- _GIVEN DATA_
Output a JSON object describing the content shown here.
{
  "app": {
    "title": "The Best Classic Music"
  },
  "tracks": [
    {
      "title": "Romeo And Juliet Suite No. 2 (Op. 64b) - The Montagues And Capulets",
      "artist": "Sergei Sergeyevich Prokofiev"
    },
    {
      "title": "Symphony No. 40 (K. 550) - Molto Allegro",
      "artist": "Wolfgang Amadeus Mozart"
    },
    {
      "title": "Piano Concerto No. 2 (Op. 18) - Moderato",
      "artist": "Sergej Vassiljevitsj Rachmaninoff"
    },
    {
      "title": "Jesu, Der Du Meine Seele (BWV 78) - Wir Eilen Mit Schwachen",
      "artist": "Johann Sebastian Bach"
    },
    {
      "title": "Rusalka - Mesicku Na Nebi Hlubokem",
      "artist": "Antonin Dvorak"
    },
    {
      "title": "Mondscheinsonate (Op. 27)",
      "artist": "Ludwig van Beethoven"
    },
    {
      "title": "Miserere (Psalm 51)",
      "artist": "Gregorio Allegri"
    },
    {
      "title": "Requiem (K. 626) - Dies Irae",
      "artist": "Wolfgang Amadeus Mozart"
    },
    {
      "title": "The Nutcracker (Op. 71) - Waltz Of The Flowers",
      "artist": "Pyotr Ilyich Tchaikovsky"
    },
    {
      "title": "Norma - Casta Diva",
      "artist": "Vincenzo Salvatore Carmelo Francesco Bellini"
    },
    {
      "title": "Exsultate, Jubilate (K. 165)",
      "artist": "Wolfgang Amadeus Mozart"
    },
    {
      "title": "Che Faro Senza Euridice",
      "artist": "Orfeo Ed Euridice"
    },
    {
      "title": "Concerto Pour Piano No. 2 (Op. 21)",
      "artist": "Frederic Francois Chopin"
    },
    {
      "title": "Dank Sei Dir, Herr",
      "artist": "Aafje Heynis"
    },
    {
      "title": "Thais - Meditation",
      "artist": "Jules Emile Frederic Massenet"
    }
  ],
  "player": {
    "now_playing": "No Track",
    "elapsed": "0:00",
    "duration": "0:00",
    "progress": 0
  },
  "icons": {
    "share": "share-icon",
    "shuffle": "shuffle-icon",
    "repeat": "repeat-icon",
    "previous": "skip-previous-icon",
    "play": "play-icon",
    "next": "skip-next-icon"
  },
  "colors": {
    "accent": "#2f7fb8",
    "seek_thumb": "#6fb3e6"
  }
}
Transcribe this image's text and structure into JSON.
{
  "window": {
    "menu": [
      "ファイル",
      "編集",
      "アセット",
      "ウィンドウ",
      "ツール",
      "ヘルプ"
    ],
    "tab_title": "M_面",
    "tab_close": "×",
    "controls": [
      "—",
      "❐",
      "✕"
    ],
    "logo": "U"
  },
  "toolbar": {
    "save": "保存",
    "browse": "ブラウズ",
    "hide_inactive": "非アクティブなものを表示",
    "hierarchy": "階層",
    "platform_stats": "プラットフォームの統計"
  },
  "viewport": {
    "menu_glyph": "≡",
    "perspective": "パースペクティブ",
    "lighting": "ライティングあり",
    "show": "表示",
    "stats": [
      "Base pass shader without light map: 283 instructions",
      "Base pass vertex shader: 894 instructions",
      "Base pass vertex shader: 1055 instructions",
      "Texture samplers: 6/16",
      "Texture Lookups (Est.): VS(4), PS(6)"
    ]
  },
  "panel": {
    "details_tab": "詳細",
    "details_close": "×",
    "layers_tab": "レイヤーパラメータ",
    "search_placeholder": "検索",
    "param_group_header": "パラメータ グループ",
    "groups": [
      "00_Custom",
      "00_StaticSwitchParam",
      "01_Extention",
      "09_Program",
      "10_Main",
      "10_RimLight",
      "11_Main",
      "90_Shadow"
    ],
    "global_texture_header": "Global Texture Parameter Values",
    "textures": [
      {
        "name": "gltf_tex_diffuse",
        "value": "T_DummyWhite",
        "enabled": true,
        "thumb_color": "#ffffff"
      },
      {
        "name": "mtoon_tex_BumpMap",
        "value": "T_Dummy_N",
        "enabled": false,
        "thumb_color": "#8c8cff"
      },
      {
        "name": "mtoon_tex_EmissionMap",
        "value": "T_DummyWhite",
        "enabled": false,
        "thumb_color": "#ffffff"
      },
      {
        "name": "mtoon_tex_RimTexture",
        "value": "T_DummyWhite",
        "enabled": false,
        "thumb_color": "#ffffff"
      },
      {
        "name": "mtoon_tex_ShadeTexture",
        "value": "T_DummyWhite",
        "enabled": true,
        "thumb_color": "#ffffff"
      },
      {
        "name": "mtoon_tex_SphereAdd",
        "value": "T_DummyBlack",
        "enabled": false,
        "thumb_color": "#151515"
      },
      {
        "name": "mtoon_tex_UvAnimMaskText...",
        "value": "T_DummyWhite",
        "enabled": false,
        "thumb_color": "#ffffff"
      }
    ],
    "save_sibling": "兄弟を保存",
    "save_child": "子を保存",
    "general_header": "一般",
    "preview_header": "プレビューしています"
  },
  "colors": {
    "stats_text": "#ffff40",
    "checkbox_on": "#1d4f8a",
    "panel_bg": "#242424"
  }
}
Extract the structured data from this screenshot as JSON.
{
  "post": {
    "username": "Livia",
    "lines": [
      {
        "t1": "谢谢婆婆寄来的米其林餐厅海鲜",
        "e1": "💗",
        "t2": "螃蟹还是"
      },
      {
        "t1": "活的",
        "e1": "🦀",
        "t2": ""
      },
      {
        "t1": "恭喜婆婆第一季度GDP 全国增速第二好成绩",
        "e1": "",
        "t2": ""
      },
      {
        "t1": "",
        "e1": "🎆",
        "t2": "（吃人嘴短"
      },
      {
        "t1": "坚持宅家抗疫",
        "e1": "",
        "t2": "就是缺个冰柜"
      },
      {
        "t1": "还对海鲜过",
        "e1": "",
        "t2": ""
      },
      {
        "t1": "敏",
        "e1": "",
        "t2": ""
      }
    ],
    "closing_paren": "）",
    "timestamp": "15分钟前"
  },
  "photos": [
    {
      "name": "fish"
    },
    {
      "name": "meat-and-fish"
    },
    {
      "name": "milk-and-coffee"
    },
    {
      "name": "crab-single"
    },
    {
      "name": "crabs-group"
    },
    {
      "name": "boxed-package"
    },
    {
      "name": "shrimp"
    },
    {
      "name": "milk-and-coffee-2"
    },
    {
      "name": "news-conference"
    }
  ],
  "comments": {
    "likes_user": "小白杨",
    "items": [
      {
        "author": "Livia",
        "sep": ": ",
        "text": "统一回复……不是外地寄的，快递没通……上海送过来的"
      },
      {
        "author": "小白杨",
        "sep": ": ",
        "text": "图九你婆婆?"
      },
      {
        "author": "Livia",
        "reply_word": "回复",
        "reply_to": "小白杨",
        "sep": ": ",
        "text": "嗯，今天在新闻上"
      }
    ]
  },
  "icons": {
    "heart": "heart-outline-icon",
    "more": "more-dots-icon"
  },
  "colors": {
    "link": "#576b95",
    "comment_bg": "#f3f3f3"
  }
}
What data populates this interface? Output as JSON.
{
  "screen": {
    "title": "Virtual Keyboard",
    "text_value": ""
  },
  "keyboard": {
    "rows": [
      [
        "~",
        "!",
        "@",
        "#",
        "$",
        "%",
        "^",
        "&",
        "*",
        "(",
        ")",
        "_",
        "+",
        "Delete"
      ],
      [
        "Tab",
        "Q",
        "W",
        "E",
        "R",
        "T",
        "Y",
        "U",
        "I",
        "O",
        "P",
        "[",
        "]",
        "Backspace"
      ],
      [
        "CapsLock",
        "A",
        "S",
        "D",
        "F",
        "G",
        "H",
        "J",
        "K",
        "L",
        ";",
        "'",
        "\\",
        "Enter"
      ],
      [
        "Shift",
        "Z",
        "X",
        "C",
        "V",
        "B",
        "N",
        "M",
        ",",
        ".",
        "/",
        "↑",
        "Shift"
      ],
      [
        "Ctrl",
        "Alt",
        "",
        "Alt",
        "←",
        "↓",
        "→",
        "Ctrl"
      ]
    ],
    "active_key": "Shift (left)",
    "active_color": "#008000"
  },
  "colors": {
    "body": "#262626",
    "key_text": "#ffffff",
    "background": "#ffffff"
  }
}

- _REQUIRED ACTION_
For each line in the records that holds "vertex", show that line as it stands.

- _REPLY TO THE EXERCISE_
      "Base pass vertex shader: 894 instructions",
      "Base pass vertex shader: 1055 instructions",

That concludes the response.